- Saul was blind, helpless, abstaining from nourishment in order to feed on God and His purpose in the recent encounter.
- Ananias was called to be the one who went to welcome Saul into fellowship with the disciples.
- God shared with him His plan for Saul in order to allay the fear that welled up in Ananias’ heart. (God gives us enough guidance to get us going!)
- Ananias in beautiful tenderness to the blind man entered the home and placed his hands on Saul.
- At that moment something like scales fell from Saul’s eyes–a picture of what had happened in his heart.
- Saul’s blindness to Christ had fallen away–the eyes of his heart had been opened.
- He heard the welcoming words of a brother in Christ and took the sign of identification in baptism and the sign of oneness in a fellowship meal.
(vs. 20-31) Good News Travels Fast!
- Note how Luke empahsizes the impact of Saul’s transformation–“At once he began to preach…that Jesus is the Son of God.”
- The term “Son of God” was bold usage of the Hebrew term for the Messiah as the true representative of God’s people.
- From the start, Saul received the same hostile treatment from his people that he had just recently dished out.
- He became so threatened that he had to escape in a basket through the wall in Damascus.
- Most scholars believe that Saul fled from Damascus into the desert of Arabia and so there is a space of three years between verse 22 and 23.
- It was in the wilderness that he was alone and reflecting on the Scriptures and grace in light of Christ.
- The believers in Jerusalem were suspicious and not welcoming of this former persecutor.
- What did he think when after a miraculous conversion, and 3 years of contemplative preparation he was met with deep rejection from his new family?
- God had Barnabas ready to smooth Saul’s way into the company of believers in the Jerusalem fellowship–his ministry of encouragement and care is beautiful!
Key Thought: If we are unforgiving of people “with a past,” we prove that we have not understood or appreciated the core of our gospel.
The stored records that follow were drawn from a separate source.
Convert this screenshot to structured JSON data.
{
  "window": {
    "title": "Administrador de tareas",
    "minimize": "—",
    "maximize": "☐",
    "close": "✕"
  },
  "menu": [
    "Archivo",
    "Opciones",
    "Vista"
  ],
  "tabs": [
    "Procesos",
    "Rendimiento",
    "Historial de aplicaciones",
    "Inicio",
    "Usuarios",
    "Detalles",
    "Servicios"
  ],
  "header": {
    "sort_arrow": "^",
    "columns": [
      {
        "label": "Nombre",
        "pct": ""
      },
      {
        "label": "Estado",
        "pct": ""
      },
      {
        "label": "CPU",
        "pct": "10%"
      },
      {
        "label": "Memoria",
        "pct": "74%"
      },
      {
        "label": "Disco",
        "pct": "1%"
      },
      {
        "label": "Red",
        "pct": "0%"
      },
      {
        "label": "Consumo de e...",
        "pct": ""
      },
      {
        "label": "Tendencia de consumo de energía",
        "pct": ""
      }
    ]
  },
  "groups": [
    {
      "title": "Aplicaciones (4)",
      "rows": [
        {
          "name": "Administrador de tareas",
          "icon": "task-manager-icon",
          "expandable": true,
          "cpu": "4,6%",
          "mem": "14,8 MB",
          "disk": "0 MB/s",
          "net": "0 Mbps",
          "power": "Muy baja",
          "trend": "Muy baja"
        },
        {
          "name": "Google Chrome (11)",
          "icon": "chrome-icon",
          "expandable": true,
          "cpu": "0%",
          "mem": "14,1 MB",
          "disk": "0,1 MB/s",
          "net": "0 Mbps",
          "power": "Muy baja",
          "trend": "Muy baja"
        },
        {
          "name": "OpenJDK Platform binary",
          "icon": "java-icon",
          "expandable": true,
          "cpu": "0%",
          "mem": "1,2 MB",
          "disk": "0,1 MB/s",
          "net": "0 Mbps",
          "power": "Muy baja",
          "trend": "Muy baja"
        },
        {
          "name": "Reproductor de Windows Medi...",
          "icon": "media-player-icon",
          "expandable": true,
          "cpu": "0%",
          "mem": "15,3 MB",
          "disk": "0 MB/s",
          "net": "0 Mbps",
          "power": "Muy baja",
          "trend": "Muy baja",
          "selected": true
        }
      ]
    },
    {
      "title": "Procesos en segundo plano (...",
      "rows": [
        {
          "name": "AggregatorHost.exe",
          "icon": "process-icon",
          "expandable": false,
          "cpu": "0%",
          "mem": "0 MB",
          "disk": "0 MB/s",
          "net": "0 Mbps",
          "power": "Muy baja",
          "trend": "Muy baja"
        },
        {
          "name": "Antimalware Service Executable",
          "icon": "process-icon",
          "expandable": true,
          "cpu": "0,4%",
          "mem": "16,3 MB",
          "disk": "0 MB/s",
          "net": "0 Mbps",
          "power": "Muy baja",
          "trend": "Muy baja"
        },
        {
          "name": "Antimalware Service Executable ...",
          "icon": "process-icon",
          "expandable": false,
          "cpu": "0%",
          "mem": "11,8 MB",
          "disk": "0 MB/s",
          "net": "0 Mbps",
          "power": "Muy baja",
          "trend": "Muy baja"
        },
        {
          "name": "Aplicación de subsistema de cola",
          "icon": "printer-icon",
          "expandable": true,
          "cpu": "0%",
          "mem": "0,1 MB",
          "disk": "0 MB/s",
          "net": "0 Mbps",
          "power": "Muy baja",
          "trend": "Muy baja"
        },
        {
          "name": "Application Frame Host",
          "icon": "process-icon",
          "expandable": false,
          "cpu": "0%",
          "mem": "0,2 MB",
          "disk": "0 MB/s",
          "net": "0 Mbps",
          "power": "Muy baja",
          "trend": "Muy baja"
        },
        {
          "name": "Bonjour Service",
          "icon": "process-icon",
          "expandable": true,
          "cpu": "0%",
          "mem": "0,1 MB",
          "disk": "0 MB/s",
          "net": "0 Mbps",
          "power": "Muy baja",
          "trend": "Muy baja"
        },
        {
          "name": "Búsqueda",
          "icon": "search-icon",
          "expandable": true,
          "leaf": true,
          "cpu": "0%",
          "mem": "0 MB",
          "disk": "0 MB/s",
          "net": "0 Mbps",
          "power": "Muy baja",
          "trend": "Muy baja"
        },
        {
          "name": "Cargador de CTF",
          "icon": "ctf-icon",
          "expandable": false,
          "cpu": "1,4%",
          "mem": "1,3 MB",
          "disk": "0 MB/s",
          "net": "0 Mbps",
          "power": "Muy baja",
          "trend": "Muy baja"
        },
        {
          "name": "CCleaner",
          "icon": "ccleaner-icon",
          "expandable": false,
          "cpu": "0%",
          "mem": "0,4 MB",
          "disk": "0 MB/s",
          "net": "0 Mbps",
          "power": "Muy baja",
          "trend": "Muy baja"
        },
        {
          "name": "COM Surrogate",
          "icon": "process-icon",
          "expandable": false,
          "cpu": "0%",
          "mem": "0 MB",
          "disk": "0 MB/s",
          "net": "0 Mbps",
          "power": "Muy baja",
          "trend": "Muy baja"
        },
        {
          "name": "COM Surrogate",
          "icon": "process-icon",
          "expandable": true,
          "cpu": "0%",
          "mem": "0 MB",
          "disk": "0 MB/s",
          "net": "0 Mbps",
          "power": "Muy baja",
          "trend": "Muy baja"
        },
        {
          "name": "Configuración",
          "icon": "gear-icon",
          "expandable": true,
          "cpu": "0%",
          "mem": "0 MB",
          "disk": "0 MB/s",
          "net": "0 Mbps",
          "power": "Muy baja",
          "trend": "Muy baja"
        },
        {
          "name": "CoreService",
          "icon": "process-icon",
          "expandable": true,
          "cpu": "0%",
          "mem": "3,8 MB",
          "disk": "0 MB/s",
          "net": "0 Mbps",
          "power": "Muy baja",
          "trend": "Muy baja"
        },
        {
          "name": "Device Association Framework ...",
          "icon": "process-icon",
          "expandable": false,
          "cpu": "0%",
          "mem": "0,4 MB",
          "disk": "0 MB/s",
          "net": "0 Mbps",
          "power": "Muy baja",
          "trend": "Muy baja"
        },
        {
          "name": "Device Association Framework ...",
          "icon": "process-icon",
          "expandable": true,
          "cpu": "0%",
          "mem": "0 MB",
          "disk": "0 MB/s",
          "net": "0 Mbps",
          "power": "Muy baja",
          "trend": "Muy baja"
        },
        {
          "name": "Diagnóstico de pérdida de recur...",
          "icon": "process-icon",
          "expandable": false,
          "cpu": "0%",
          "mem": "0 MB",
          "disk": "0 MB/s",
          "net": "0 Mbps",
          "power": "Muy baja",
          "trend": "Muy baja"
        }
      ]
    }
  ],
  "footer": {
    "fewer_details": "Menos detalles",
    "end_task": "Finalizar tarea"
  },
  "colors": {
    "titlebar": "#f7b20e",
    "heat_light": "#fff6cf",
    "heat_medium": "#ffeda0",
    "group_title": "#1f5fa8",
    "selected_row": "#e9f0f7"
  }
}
Our unforgiveness speaks that we believe that we are more deserving of grace than others. Since grace is a gift to the underserving, we might as well spit on the gift as twist it with such unbelief.